■ What is needed
The following entries should be restated word for word, pictures excluded.

■ Records for this task
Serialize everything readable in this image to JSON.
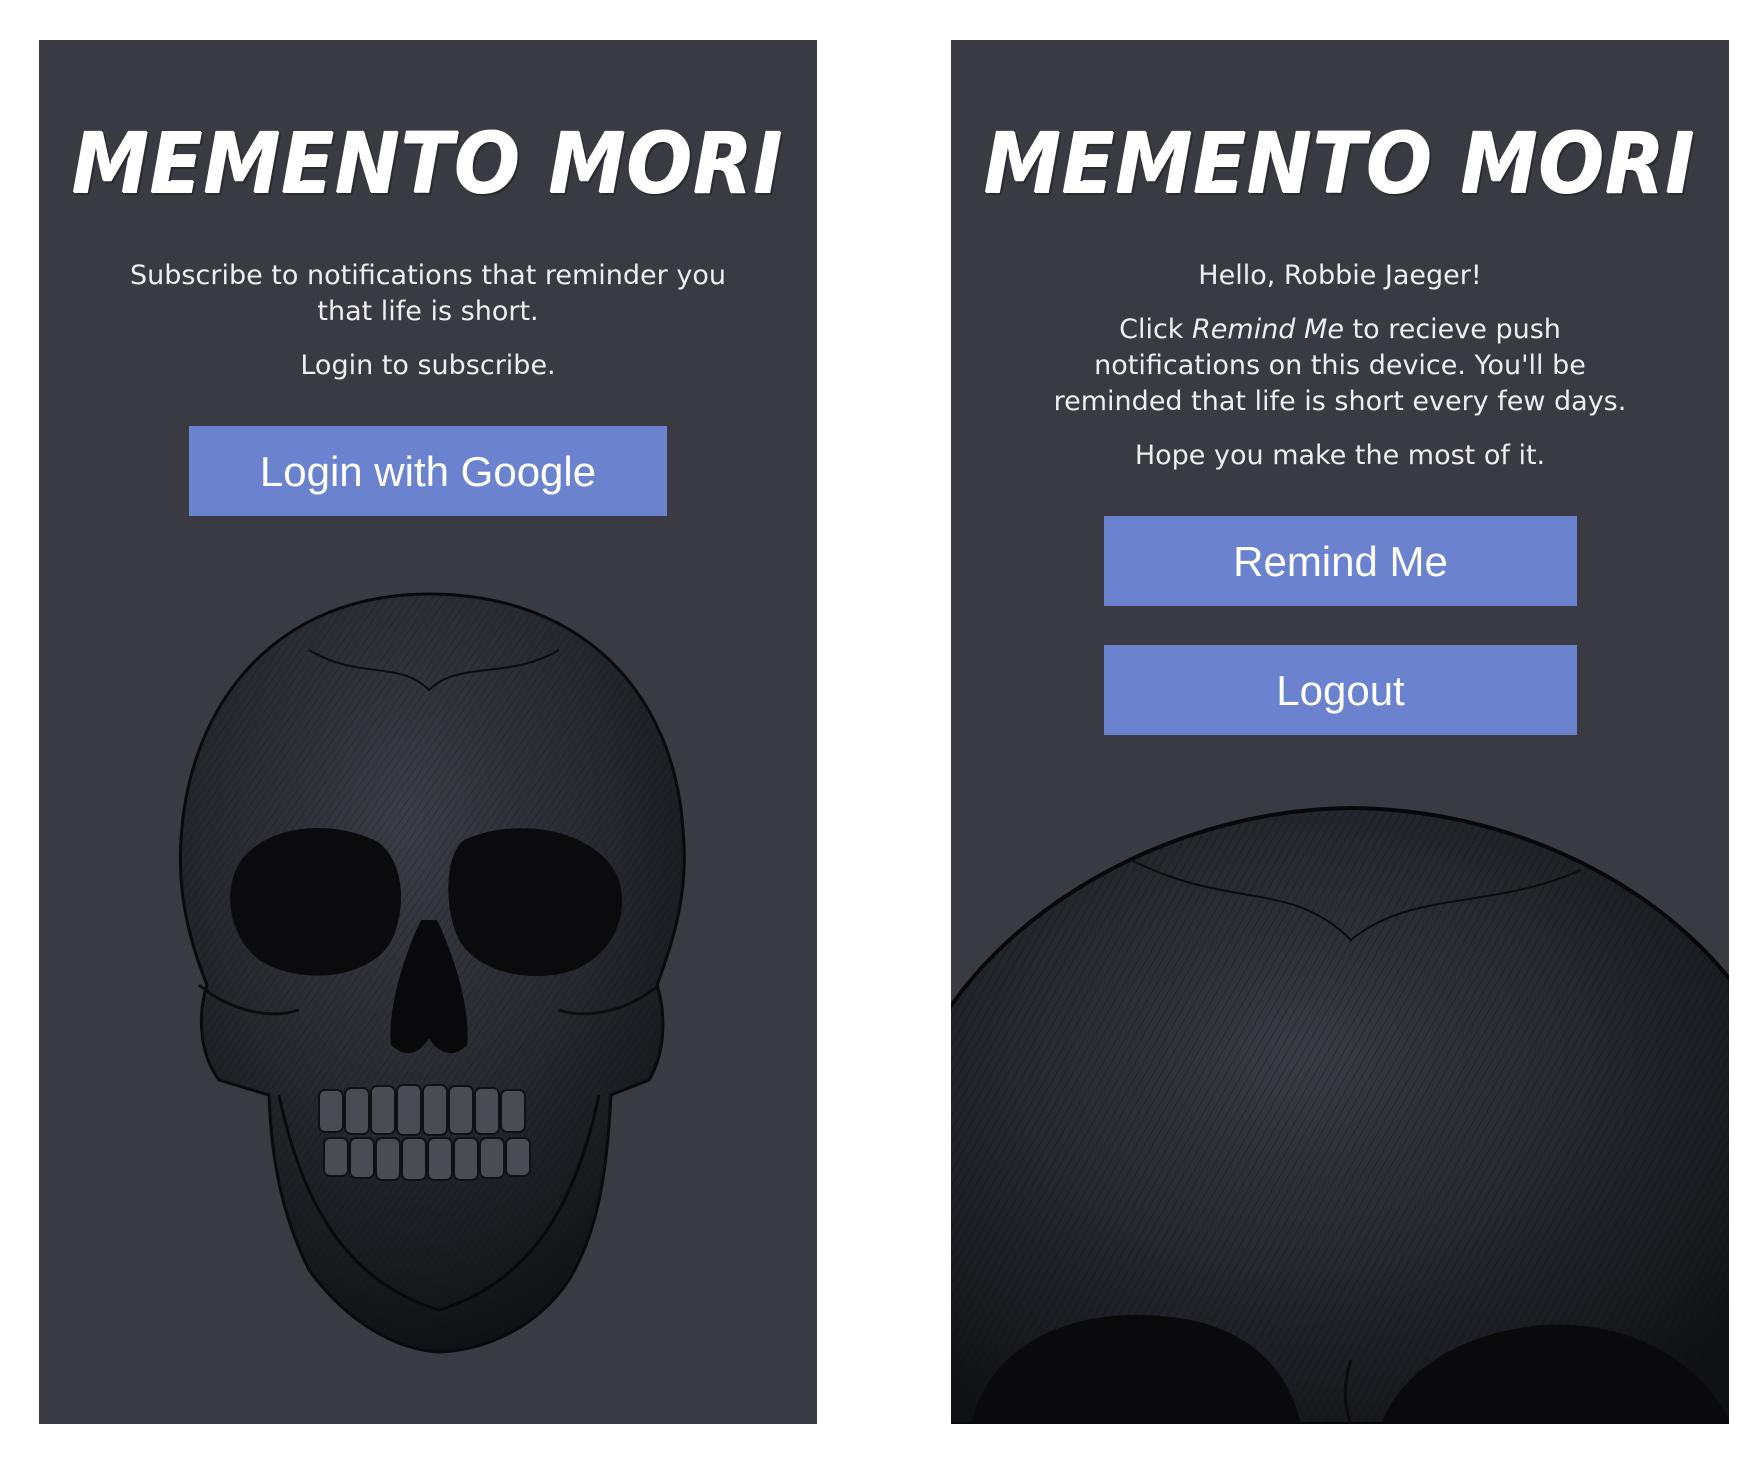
{
  "login_screen": {
    "logo": "MEMENTO MORI",
    "intro_line1": "Subscribe to notifications that reminder you",
    "intro_line2": "that life is short.",
    "login_prompt": "Login to subscribe.",
    "login_button": "Login with Google"
  },
  "home_screen": {
    "logo": "MEMENTO MORI",
    "greeting": "Hello, Robbie Jaeger!",
    "instructions_prefix": "Click ",
    "instructions_emphasis": "Remind Me",
    "instructions_line1_rest": " to recieve push",
    "instructions_line2": "notifications on this device. You'll be",
    "instructions_line3": "reminded that life is short every few days.",
    "closing": "Hope you make the most of it.",
    "remind_button": "Remind Me",
    "logout_button": "Logout"
  },
  "colors": {
    "screen_background": "#393a42",
    "button": "#6b83cf",
    "text": "#ffffff"
  },
  "icons": {
    "background_art": "skull-illustration"
  }
}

■ Answer to the problem
Serialize everything readable in this image to JSON.
{
  "login_screen": {
    "logo": "MEMENTO MORI",
    "intro_line1": "Subscribe to notifications that reminder you",
    "intro_line2": "that life is short.",
    "login_prompt": "Login to subscribe.",
    "login_button": "Login with Google"
  },
  "home_screen": {
    "logo": "MEMENTO MORI",
    "greeting": "Hello, Robbie Jaeger!",
    "instructions_prefix": "Click ",
    "instructions_emphasis": "Remind Me",
    "instructions_line1_rest": " to recieve push",
    "instructions_line2": "notifications on this device. You'll be",
    "instructions_line3": "reminded that life is short every few days.",
    "closing": "Hope you make the most of it.",
    "remind_button": "Remind Me",
    "logout_button": "Logout"
  },
  "colors": {
    "screen_background": "#393a42",
    "button": "#6b83cf",
    "text": "#ffffff"
  },
  "icons": {
    "background_art": "skull-illustration"
  }
}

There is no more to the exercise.